The intimate and important link between promiscuity and incest is also explored, promiscuous actualizing the incestuous. Promiscuity is a manifest sexual activity with the unknown other. Promiscuity can also be considered as a defense against paranoia.
Matjaž Regovec is a Jungian analyst and analytical psychologist. He undertook his analytic training in Vienna while living and working in Slovenia and is a member of the London based Association of Jungian Analysts (AJA, IAAP), as well as a professional member of the Slovenian Association of Psychotherapists (ZPS). In 1993, Matjaž founded IPAL (Institut za psiholo ko astrologijo in psihoanalizo Ljubljana) - Ljubljana Institute for Psychological Astrology and Psychoanalysis, of which he is still the managing director. The Institute offers a professional three-year diploma course in counselling, as well as a postgraduate training in psychoanalysis (www.ipal.si). Matjaž has a private practice in Ljubljana and works with Jungian analytic self-experiential groups in Ljubljana, Belgrade and Budapest.
Redefining age-old concepts of masculinity, Jungian analysts Robert Moore and Douglas Gillette make the argument that mature masculinity is not abusive or domineering, but generative, creative, and empowering of the self and others.
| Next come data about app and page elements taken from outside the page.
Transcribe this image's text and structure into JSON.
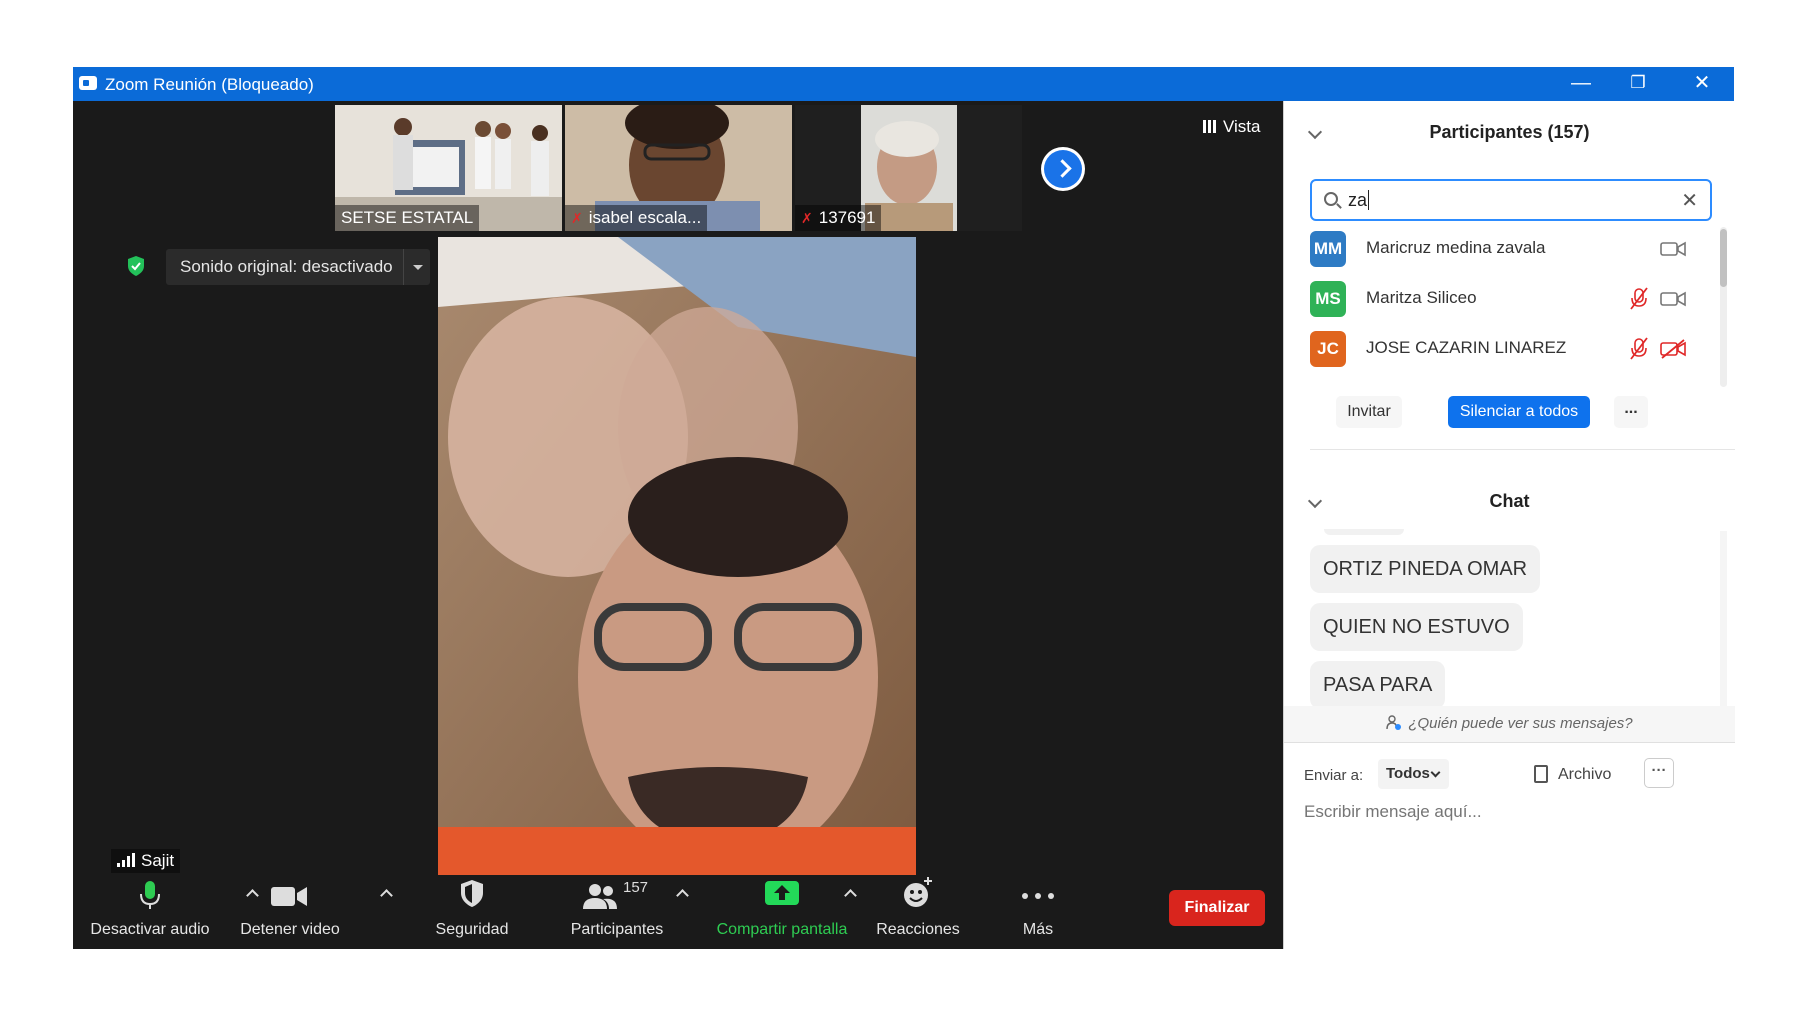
{
  "window": {
    "title": "Zoom Reunión (Bloqueado)",
    "minimize": "—",
    "maximize": "❐",
    "close": "✕"
  },
  "thumbnails": [
    {
      "name": "SETSE ESTATAL",
      "muted": false
    },
    {
      "name": "isabel escala...",
      "muted": true
    },
    {
      "name": "137691",
      "muted": true
    }
  ],
  "vista_label": "Vista",
  "sonido_label": "Sonido original: desactivado",
  "active_speaker": "Sajit",
  "toolbar": {
    "audio_label": "Desactivar audio",
    "video_label": "Detener video",
    "security_label": "Seguridad",
    "participants_label": "Participantes",
    "participants_count": "157",
    "share_label": "Compartir pantalla",
    "reactions_label": "Reacciones",
    "more_label": "Más",
    "end_label": "Finalizar"
  },
  "participants_panel": {
    "title": "Participantes (157)",
    "search_value": "za",
    "clear_icon": "✕",
    "items": [
      {
        "initials": "MM",
        "name": "Maricruz medina zavala",
        "color": "#2e7bc4",
        "mic_muted": false,
        "cam_off": false
      },
      {
        "initials": "MS",
        "name": "Maritza Siliceo",
        "color": "#2fb257",
        "mic_muted": true,
        "cam_off": false
      },
      {
        "initials": "JC",
        "name": "JOSE CAZARIN LINAREZ",
        "color": "#e0651e",
        "mic_muted": true,
        "cam_off": true
      }
    ],
    "invite_label": "Invitar",
    "mute_all_label": "Silenciar a todos",
    "more_label": "..."
  },
  "chat": {
    "title": "Chat",
    "messages": [
      "ORTIZ PINEDA OMAR",
      "QUIEN NO ESTUVO",
      "PASA PARA"
    ],
    "who_can_see": "¿Quién puede ver sus mensajes?",
    "send_to_label": "Enviar a:",
    "recipient": "Todos",
    "file_label": "Archivo",
    "more_label": "···",
    "input_placeholder": "Escribir mensaje aquí..."
  },
  "colors": {
    "titlebar": "#0b6bd8",
    "accent": "#0e72ed",
    "end": "#d9251d",
    "share": "#23d959",
    "mute_red": "#e02828"
  }
}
Moore and Gillette clearly define the four mature male archetypes that stand out through myth and literature across history: the king (the energy of just and creative ordering), the warrior (the energy of aggressive but nonviolent action), the magician (the energy of initiation and transformation), and the lover (the energy that connects one to others and the world), as well as the four immature patterns that interfere with masculine potential (divine child, oedipal child, trickster and hero). King, Warrior, Magician, Lover is an exploratory journey that will help men and women reimagine and deepen their understanding of the masculine psyche.
This paperback edition of Jung's classic work includes a new foreword by Sonu Shamdasani, Philemon Professor of Jung History at University College London.